--- Problem requirements ---
The expected output is an exact restatement of all the records.

--- Items from an interface collection ---
:::::

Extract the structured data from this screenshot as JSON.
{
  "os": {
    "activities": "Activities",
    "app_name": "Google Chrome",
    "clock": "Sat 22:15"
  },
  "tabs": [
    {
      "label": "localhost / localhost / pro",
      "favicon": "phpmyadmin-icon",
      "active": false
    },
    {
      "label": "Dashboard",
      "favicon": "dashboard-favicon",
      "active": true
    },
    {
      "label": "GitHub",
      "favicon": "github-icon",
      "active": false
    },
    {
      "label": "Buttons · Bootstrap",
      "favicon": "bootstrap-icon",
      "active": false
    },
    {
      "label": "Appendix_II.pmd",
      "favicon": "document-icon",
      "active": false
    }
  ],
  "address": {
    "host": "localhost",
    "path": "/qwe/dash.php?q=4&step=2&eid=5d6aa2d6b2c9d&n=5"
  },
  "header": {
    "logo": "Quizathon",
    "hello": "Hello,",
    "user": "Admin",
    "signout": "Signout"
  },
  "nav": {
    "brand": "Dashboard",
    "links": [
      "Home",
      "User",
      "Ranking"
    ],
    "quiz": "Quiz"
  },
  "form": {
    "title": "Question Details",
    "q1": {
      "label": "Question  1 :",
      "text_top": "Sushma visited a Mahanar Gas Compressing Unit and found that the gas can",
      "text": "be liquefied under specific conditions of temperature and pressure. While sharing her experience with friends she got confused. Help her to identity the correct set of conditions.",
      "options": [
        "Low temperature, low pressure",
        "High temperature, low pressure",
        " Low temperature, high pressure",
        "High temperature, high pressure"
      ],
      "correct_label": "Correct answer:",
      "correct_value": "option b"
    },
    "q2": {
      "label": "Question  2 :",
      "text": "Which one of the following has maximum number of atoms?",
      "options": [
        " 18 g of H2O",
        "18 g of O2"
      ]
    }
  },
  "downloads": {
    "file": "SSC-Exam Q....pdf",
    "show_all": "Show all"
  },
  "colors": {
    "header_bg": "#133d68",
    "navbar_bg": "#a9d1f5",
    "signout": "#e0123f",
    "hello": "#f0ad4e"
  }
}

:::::

--- Answer to this exercise ---
Extract the structured data from this screenshot as JSON.
{
  "os": {
    "activities": "Activities",
    "app_name": "Google Chrome",
    "clock": "Sat 22:15"
  },
  "tabs": [
    {
      "label": "localhost / localhost / pro",
      "favicon": "phpmyadmin-icon",
      "active": false
    },
    {
      "label": "Dashboard",
      "favicon": "dashboard-favicon",
      "active": true
    },
    {
      "label": "GitHub",
      "favicon": "github-icon",
      "active": false
    },
    {
      "label": "Buttons · Bootstrap",
      "favicon": "bootstrap-icon",
      "active": false
    },
    {
      "label": "Appendix_II.pmd",
      "favicon": "document-icon",
      "active": false
    }
  ],
  "address": {
    "host": "localhost",
    "path": "/qwe/dash.php?q=4&step=2&eid=5d6aa2d6b2c9d&n=5"
  },
  "header": {
    "logo": "Quizathon",
    "hello": "Hello,",
    "user": "Admin",
    "signout": "Signout"
  },
  "nav": {
    "brand": "Dashboard",
    "links": [
      "Home",
      "User",
      "Ranking"
    ],
    "quiz": "Quiz"
  },
  "form": {
    "title": "Question Details",
    "q1": {
      "label": "Question  1 :",
      "text_top": "Sushma visited a Mahanar Gas Compressing Unit and found that the gas can",
      "text": "be liquefied under specific conditions of temperature and pressure. While sharing her experience with friends she got confused. Help her to identity the correct set of conditions.",
      "options": [
        "Low temperature, low pressure",
        "High temperature, low pressure",
        " Low temperature, high pressure",
        "High temperature, high pressure"
      ],
      "correct_label": "Correct answer:",
      "correct_value": "option b"
    },
    "q2": {
      "label": "Question  2 :",
      "text": "Which one of the following has maximum number of atoms?",
      "options": [
        " 18 g of H2O",
        "18 g of O2"
      ]
    }
  },
  "downloads": {
    "file": "SSC-Exam Q....pdf",
    "show_all": "Show all"
  },
  "colors": {
    "header_bg": "#133d68",
    "navbar_bg": "#a9d1f5",
    "signout": "#e0123f",
    "hello": "#f0ad4e"
  }
}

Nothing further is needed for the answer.